For every line in the records below that holds "this", make a copy.

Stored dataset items
★ ★ ★ ★ ★
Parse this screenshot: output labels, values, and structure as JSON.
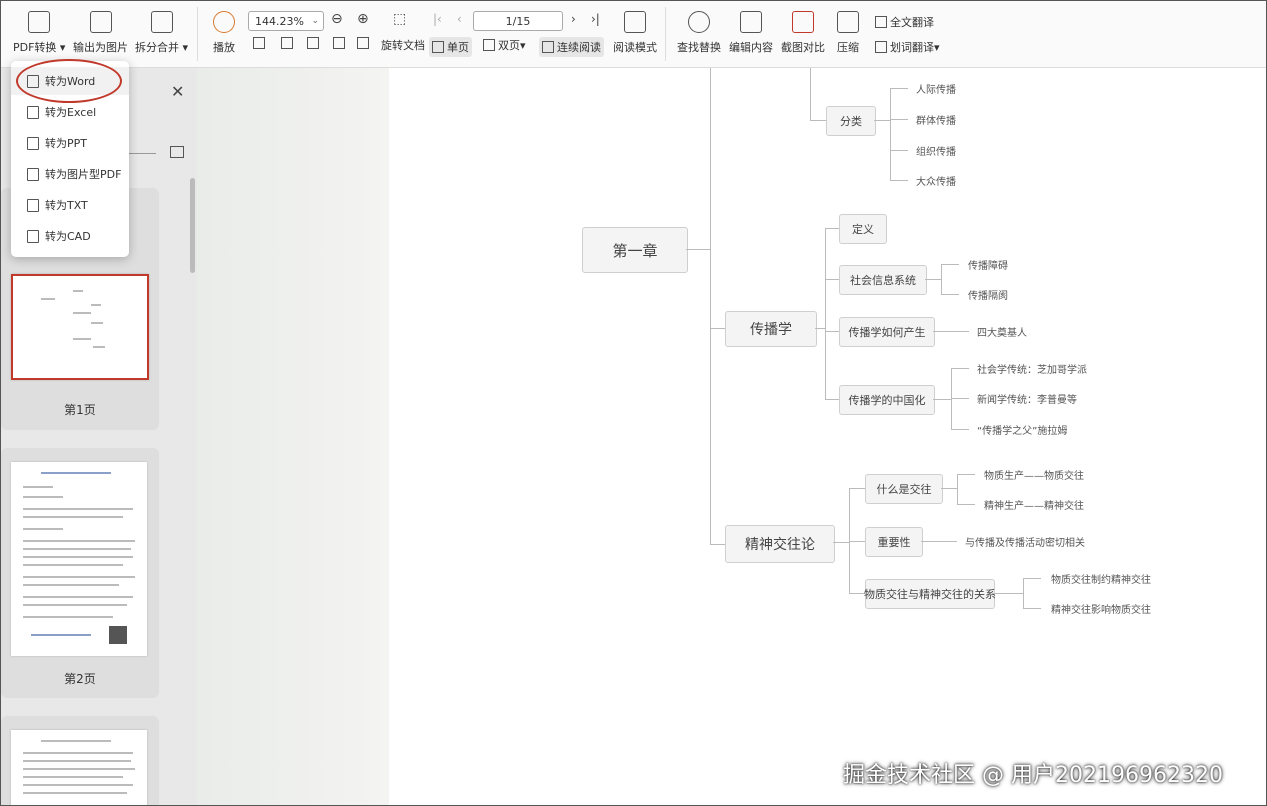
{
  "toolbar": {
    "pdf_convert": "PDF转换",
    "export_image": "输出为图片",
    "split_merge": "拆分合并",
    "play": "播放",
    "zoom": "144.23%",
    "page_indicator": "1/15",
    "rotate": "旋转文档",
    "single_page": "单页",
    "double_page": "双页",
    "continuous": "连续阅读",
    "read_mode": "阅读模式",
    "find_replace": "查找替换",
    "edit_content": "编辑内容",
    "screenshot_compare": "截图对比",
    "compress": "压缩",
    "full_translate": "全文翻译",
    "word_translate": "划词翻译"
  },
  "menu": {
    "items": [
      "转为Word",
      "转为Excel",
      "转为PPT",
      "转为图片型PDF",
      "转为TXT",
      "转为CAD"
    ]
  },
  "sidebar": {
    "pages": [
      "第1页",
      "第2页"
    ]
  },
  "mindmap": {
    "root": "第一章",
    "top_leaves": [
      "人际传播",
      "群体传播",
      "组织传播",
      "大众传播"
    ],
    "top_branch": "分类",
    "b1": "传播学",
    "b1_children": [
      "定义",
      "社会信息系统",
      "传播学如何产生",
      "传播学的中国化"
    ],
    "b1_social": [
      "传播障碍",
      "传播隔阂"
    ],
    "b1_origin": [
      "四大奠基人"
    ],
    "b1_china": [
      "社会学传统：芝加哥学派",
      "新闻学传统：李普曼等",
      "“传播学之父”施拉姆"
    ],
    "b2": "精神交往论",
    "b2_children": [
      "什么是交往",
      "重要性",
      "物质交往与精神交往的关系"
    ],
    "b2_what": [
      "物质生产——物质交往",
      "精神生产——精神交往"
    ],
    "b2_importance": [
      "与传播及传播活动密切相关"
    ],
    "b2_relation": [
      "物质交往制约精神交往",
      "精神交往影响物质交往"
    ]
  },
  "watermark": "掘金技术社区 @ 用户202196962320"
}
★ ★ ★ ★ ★
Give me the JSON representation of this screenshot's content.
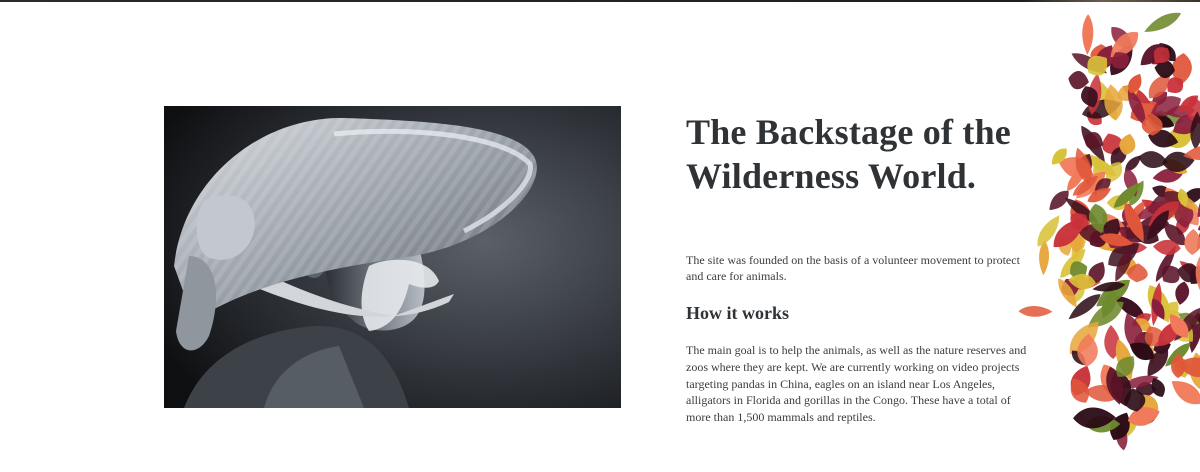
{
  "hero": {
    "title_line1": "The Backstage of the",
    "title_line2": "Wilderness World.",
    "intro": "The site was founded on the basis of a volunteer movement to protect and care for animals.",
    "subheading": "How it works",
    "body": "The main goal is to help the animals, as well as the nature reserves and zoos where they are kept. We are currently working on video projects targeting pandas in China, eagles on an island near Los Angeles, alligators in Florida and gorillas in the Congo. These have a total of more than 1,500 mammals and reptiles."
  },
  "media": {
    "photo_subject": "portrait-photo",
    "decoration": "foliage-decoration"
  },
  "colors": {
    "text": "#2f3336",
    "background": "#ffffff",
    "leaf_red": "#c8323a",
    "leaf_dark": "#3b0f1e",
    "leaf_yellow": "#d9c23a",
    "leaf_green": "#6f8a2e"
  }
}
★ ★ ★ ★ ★
▶ **ANSWER TO THE PROBLEM**
Parse this screenshot: output labels, values, and structure as JSON.
Give me the JSON representation of this screenshot's content.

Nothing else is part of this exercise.